## [What you should do]
Every record must reappear in the answer exactly as given.

## [Input records]
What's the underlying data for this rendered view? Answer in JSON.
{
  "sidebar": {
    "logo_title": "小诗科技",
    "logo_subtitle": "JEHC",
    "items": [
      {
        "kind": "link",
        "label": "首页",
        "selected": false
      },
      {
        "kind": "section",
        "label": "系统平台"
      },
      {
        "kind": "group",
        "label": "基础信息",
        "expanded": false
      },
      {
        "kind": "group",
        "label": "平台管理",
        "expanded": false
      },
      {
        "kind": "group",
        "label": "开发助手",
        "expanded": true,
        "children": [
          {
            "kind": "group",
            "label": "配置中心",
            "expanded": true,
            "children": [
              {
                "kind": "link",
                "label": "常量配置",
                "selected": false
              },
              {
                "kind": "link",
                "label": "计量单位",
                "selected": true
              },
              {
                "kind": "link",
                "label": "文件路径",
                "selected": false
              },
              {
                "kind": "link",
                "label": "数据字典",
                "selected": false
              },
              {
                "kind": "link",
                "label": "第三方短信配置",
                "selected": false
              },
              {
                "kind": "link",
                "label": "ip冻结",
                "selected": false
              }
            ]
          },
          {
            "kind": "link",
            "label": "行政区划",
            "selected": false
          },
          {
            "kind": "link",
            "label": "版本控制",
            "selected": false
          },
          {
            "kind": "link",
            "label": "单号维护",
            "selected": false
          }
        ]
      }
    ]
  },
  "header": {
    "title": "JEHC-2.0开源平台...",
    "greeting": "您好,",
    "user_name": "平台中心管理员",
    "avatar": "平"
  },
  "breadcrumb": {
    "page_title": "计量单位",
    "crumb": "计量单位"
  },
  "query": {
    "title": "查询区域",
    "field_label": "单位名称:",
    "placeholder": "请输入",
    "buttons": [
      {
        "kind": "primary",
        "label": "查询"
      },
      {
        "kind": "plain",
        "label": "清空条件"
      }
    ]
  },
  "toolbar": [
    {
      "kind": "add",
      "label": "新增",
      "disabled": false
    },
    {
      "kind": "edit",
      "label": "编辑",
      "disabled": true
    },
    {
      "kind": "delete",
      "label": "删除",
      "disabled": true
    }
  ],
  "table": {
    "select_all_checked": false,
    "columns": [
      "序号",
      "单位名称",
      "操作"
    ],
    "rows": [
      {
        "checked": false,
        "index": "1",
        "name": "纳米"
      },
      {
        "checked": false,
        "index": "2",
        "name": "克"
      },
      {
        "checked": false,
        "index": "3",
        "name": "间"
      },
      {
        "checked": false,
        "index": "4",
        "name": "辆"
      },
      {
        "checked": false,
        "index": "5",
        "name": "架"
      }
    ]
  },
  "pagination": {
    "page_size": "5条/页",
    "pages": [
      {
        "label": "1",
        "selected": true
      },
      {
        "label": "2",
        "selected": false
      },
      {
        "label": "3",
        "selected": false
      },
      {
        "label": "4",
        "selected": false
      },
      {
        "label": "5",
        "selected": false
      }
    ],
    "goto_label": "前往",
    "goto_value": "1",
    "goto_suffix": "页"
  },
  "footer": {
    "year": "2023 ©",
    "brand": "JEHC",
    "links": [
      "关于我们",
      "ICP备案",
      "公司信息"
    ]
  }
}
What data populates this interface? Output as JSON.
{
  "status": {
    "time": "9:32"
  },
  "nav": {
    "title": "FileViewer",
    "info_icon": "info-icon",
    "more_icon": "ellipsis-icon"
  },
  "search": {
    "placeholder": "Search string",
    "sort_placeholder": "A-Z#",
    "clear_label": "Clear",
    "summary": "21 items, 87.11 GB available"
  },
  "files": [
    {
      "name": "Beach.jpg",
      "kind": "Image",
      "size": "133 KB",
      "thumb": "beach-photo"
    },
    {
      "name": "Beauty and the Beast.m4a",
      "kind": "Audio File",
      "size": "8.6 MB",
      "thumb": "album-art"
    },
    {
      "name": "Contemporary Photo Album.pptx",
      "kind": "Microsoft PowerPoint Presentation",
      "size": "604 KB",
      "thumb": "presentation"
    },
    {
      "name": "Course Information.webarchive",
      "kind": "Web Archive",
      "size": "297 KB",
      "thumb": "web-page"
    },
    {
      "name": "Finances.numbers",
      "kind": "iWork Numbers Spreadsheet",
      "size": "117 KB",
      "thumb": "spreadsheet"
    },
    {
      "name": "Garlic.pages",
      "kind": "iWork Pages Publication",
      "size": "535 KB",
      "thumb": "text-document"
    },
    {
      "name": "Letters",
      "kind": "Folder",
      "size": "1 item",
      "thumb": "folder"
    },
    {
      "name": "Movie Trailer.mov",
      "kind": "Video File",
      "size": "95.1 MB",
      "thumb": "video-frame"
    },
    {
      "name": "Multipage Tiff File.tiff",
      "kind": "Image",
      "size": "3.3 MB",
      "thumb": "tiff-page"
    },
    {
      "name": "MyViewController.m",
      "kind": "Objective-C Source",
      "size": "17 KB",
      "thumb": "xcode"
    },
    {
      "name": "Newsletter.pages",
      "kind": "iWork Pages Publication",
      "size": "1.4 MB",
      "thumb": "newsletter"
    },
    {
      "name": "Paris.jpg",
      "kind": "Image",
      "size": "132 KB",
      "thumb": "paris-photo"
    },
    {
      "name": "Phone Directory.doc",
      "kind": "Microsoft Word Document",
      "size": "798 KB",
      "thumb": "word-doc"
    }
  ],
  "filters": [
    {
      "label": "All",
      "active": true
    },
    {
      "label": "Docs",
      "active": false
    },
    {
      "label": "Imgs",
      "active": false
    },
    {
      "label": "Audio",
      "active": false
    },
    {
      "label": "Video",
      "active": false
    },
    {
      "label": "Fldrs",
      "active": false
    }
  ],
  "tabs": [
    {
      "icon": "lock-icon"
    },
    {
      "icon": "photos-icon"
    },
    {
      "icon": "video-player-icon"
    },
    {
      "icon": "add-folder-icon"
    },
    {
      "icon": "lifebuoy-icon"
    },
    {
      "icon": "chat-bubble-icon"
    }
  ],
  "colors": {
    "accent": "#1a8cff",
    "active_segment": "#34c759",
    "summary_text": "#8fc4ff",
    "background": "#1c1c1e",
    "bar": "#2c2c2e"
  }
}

## [Result]
What's the underlying data for this rendered view? Answer in JSON.
{
  "sidebar": {
    "logo_title": "小诗科技",
    "logo_subtitle": "JEHC",
    "items": [
      {
        "kind": "link",
        "label": "首页",
        "selected": false
      },
      {
        "kind": "section",
        "label": "系统平台"
      },
      {
        "kind": "group",
        "label": "基础信息",
        "expanded": false
      },
      {
        "kind": "group",
        "label": "平台管理",
        "expanded": false
      },
      {
        "kind": "group",
        "label": "开发助手",
        "expanded": true,
        "children": [
          {
            "kind": "group",
            "label": "配置中心",
            "expanded": true,
            "children": [
              {
                "kind": "link",
                "label": "常量配置",
                "selected": false
              },
              {
                "kind": "link",
                "label": "计量单位",
                "selected": true
              },
              {
                "kind": "link",
                "label": "文件路径",
                "selected": false
              },
              {
                "kind": "link",
                "label": "数据字典",
                "selected": false
              },
              {
                "kind": "link",
                "label": "第三方短信配置",
                "selected": false
              },
              {
                "kind": "link",
                "label": "ip冻结",
                "selected": false
              }
            ]
          },
          {
            "kind": "link",
            "label": "行政区划",
            "selected": false
          },
          {
            "kind": "link",
            "label": "版本控制",
            "selected": false
          },
          {
            "kind": "link",
            "label": "单号维护",
            "selected": false
          }
        ]
      }
    ]
  },
  "header": {
    "title": "JEHC-2.0开源平台...",
    "greeting": "您好,",
    "user_name": "平台中心管理员",
    "avatar": "平"
  },
  "breadcrumb": {
    "page_title": "计量单位",
    "crumb": "计量单位"
  },
  "query": {
    "title": "查询区域",
    "field_label": "单位名称:",
    "placeholder": "请输入",
    "buttons": [
      {
        "kind": "primary",
        "label": "查询"
      },
      {
        "kind": "plain",
        "label": "清空条件"
      }
    ]
  },
  "toolbar": [
    {
      "kind": "add",
      "label": "新增",
      "disabled": false
    },
    {
      "kind": "edit",
      "label": "编辑",
      "disabled": true
    },
    {
      "kind": "delete",
      "label": "删除",
      "disabled": true
    }
  ],
  "table": {
    "select_all_checked": false,
    "columns": [
      "序号",
      "单位名称",
      "操作"
    ],
    "rows": [
      {
        "checked": false,
        "index": "1",
        "name": "纳米"
      },
      {
        "checked": false,
        "index": "2",
        "name": "克"
      },
      {
        "checked": false,
        "index": "3",
        "name": "间"
      },
      {
        "checked": false,
        "index": "4",
        "name": "辆"
      },
      {
        "checked": false,
        "index": "5",
        "name": "架"
      }
    ]
  },
  "pagination": {
    "page_size": "5条/页",
    "pages": [
      {
        "label": "1",
        "selected": true
      },
      {
        "label": "2",
        "selected": false
      },
      {
        "label": "3",
        "selected": false
      },
      {
        "label": "4",
        "selected": false
      },
      {
        "label": "5",
        "selected": false
      }
    ],
    "goto_label": "前往",
    "goto_value": "1",
    "goto_suffix": "页"
  },
  "footer": {
    "year": "2023 ©",
    "brand": "JEHC",
    "links": [
      "关于我们",
      "ICP备案",
      "公司信息"
    ]
  }
}
What data populates this interface? Output as JSON.
{
  "status": {
    "time": "9:32"
  },
  "nav": {
    "title": "FileViewer",
    "info_icon": "info-icon",
    "more_icon": "ellipsis-icon"
  },
  "search": {
    "placeholder": "Search string",
    "sort_placeholder": "A-Z#",
    "clear_label": "Clear",
    "summary": "21 items, 87.11 GB available"
  },
  "files": [
    {
      "name": "Beach.jpg",
      "kind": "Image",
      "size": "133 KB",
      "thumb": "beach-photo"
    },
    {
      "name": "Beauty and the Beast.m4a",
      "kind": "Audio File",
      "size": "8.6 MB",
      "thumb": "album-art"
    },
    {
      "name": "Contemporary Photo Album.pptx",
      "kind": "Microsoft PowerPoint Presentation",
      "size": "604 KB",
      "thumb": "presentation"
    },
    {
      "name": "Course Information.webarchive",
      "kind": "Web Archive",
      "size": "297 KB",
      "thumb": "web-page"
    },
    {
      "name": "Finances.numbers",
      "kind": "iWork Numbers Spreadsheet",
      "size": "117 KB",
      "thumb": "spreadsheet"
    },
    {
      "name": "Garlic.pages",
      "kind": "iWork Pages Publication",
      "size": "535 KB",
      "thumb": "text-document"
    },
    {
      "name": "Letters",
      "kind": "Folder",
      "size": "1 item",
      "thumb": "folder"
    },
    {
      "name": "Movie Trailer.mov",
      "kind": "Video File",
      "size": "95.1 MB",
      "thumb": "video-frame"
    },
    {
      "name": "Multipage Tiff File.tiff",
      "kind": "Image",
      "size": "3.3 MB",
      "thumb": "tiff-page"
    },
    {
      "name": "MyViewController.m",
      "kind": "Objective-C Source",
      "size": "17 KB",
      "thumb": "xcode"
    },
    {
      "name": "Newsletter.pages",
      "kind": "iWork Pages Publication",
      "size": "1.4 MB",
      "thumb": "newsletter"
    },
    {
      "name": "Paris.jpg",
      "kind": "Image",
      "size": "132 KB",
      "thumb": "paris-photo"
    },
    {
      "name": "Phone Directory.doc",
      "kind": "Microsoft Word Document",
      "size": "798 KB",
      "thumb": "word-doc"
    }
  ],
  "filters": [
    {
      "label": "All",
      "active": true
    },
    {
      "label": "Docs",
      "active": false
    },
    {
      "label": "Imgs",
      "active": false
    },
    {
      "label": "Audio",
      "active": false
    },
    {
      "label": "Video",
      "active": false
    },
    {
      "label": "Fldrs",
      "active": false
    }
  ],
  "tabs": [
    {
      "icon": "lock-icon"
    },
    {
      "icon": "photos-icon"
    },
    {
      "icon": "video-player-icon"
    },
    {
      "icon": "add-folder-icon"
    },
    {
      "icon": "lifebuoy-icon"
    },
    {
      "icon": "chat-bubble-icon"
    }
  ],
  "colors": {
    "accent": "#1a8cff",
    "active_segment": "#34c759",
    "summary_text": "#8fc4ff",
    "background": "#1c1c1e",
    "bar": "#2c2c2e"
  }
}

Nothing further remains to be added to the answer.